━━━ Provided records ━━━

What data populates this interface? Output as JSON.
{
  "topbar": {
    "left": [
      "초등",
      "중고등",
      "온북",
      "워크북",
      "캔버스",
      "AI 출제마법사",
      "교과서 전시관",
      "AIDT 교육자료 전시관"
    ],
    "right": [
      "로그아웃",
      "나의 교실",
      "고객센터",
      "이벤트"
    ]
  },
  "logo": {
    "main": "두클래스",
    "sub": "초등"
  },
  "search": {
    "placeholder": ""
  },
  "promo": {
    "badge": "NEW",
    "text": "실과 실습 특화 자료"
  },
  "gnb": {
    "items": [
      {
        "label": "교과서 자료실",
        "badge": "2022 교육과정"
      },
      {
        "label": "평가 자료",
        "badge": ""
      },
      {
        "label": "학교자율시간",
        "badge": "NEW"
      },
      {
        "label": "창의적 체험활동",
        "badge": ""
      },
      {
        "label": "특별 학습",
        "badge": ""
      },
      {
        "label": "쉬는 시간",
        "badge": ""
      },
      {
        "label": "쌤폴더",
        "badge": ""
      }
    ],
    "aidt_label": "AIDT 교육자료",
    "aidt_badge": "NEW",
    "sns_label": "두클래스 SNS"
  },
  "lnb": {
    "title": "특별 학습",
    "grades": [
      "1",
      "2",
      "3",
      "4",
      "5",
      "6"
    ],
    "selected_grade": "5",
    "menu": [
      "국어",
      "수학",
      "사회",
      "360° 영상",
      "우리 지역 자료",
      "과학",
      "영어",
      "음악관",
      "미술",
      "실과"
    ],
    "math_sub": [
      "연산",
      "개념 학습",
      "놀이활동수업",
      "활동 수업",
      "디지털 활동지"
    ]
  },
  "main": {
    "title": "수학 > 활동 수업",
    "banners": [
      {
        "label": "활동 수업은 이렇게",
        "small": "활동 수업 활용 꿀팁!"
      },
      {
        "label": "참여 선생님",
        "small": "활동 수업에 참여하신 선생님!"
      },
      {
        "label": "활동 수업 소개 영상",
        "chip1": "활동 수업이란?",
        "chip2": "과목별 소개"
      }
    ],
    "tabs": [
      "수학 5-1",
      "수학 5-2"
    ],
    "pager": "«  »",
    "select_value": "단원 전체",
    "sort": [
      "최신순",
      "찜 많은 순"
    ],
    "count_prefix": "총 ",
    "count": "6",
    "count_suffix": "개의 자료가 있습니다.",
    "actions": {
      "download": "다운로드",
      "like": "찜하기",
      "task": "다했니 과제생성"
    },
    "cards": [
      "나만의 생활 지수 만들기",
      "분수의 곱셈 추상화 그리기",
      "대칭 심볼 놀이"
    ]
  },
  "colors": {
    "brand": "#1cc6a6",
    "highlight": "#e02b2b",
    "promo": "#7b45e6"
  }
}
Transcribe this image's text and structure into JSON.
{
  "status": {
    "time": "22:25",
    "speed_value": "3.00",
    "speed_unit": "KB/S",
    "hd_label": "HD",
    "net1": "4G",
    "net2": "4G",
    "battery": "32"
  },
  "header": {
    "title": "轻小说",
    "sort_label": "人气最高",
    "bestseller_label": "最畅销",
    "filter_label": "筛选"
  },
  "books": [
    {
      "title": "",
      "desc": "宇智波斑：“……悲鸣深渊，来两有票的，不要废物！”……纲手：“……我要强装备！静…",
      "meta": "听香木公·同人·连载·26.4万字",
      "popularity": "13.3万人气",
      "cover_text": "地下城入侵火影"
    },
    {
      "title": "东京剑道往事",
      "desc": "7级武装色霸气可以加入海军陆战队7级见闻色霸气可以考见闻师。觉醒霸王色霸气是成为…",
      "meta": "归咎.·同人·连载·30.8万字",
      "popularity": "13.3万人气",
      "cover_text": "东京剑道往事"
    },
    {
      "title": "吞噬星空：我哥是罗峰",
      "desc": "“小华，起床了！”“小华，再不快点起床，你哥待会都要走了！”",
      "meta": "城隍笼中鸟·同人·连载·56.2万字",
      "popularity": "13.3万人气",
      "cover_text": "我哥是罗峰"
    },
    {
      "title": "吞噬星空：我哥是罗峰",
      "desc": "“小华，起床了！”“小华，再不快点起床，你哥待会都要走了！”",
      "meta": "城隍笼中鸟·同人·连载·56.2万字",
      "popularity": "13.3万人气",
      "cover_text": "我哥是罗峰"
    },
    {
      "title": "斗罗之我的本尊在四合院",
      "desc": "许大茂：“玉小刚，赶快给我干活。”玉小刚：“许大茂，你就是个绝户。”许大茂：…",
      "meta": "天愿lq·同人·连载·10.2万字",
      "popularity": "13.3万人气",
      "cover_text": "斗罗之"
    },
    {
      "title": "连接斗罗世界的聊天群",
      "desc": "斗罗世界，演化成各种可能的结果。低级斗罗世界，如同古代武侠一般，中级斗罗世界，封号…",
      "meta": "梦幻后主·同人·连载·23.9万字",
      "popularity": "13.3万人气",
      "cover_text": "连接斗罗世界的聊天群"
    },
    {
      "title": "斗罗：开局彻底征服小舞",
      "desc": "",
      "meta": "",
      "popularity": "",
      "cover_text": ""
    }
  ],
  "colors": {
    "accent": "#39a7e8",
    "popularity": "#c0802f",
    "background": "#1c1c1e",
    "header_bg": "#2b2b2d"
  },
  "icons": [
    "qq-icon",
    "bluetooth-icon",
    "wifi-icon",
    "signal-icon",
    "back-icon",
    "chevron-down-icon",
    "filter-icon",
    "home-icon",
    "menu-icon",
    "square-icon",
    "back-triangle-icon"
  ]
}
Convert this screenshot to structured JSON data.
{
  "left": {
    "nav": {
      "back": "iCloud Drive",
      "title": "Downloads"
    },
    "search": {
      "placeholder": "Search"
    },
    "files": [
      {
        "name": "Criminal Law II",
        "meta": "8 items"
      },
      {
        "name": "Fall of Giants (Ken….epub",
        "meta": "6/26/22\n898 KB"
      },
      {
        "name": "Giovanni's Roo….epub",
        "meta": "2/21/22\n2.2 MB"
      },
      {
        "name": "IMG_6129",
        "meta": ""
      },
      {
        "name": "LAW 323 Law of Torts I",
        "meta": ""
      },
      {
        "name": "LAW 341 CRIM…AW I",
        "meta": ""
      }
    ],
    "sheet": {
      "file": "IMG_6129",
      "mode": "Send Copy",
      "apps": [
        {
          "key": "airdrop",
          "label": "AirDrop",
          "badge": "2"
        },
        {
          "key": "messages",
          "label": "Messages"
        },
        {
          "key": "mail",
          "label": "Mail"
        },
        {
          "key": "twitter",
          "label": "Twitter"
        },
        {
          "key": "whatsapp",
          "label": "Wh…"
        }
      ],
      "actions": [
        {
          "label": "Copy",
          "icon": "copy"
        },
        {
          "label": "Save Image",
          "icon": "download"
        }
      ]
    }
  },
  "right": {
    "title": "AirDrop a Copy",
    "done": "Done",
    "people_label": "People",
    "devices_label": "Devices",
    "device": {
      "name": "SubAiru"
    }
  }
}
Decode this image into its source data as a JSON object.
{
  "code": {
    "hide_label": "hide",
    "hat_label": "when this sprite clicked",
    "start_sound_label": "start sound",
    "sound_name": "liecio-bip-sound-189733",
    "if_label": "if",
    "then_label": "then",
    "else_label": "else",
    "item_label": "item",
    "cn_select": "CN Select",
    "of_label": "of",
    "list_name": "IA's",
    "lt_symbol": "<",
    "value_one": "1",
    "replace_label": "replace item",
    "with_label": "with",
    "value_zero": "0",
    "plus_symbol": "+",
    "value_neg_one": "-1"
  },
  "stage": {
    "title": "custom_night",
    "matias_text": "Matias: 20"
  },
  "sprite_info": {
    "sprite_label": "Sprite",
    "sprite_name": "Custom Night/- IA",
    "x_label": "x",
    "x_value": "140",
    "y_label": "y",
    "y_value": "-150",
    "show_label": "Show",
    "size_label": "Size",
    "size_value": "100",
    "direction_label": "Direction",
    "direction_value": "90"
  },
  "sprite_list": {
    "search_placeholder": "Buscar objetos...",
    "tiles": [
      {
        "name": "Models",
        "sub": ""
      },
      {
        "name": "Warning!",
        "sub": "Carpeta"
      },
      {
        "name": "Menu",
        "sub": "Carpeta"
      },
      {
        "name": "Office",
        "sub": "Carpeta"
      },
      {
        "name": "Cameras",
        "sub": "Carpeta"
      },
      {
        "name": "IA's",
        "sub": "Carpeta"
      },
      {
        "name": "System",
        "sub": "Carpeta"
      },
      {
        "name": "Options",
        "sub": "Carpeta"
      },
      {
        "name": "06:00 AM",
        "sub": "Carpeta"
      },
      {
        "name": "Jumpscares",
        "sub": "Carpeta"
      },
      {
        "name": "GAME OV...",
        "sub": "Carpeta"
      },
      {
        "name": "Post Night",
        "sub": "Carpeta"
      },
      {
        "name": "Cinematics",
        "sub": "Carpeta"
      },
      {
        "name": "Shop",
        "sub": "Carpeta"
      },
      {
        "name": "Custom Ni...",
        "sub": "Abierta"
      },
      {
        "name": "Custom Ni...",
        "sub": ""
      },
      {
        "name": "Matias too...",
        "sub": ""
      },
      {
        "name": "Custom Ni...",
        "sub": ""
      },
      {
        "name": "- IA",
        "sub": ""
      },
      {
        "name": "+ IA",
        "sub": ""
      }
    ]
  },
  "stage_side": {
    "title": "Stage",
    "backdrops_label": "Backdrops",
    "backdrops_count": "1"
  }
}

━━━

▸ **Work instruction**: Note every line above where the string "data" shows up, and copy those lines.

▸ **Exercise result**:
What data populates this interface? Output as JSON.
Convert this screenshot to structured JSON data.
Decode this image into its source data as a JSON object.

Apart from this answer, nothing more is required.